Paralyzed, ventilated rats were hemorrhaged (18 mL blood/kg body weight) during halothane anesthesia and allowed to stabilize for 30 mins. Systemic and regional hemodynamics and oxygen delivery were monitored at three time points, using the radioactive microsphere method. Microspheres were first infused at the end of the hemorrhage stabilization period (t = 0 min). rHb1.1 (1 g/kg body weight) or rHb1.1 diluent (phosphate buffered saline, 36 mL/kg body weight) were infused over 20 mins and microspheres were administered again, 30 mins later (t = 50 mins). Saline (0.5 mL), indomethacin (5 mg/kg to inhibit cyclooxygenase), or NG-monomethyl-L-arginine (L-NMMA, 100 mg/kg, to inhibit NO synthase) were then infused in rHb1.1-treated rats and microspheres injected once more (t = 80 mins).
Male Wistar rats (n = 37).
Recombinant human hemoglobin (rHb1.1), rHb1.1 diluent (phosphate buffered saline) resuscitation of hemorrhaged rats. Saline, L-NMMA, or indomethacin treatment after resuscitation.
Resuscitation with rHb1.1 increased mean arterial pressure (MAP), cardiac output, and systemic oxygen delivery significantly when compared with diluent. After rHb1.1 resuscitation, regional blood flows were significantly increased in skin, kidney, spleen, and heart compared with diluent resuscitation. Compared with saline treatment after rHb1.1 resuscitation, L-NMMA increased MAP and regional resistances in virtually all tissues; indomethacin did not alter MAP, but increased resistance in the brain.
These data indicate that rHb1.1 resuscitation was more effective than diluent in improving systemic and regional hemodynamics and oxygen delivery, suggesting that rHb1.1 may be of benefit in the treatment of acute blood loss. Increased resistance after L-NMMA in the presence of rHb1.1 indicated that rHb1.1 resuscitation did not eliminate NO dependent circulatory control. Increased resistance after indomethacin in brain indicated that vasodilator prostanoids were important in regulating vascular resistance in these tissues after rHb1.1 resuscitation. (Crit Care Med 1998; 26:1071-1080)
From the Departments of Anesthesia (Drs. Loeb and Longnecker, Ms. Mclntosh, and Ms. Raj) and Pharmacology (Dr. Loeb), University of Pennsylvania, Philadelphia, PA.
Supported, in part, by Somatogen. A grant from Somatogen was awarded to Dr. Loeb.
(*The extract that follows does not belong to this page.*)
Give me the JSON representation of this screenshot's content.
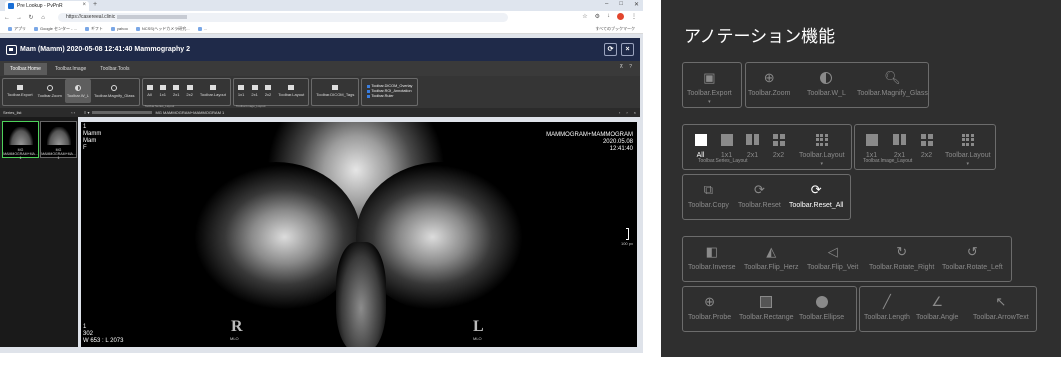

Dr. Longnecker serves on the Clinical Advisory Board of Somatogen, for which he receives compensation.
Address requests for reprints to: Dr. Alex L. Loeb, Department of Anesthesia, University of Pennsylvania, 3400 Spruce Street, Philadelphia, PA 19104-4283.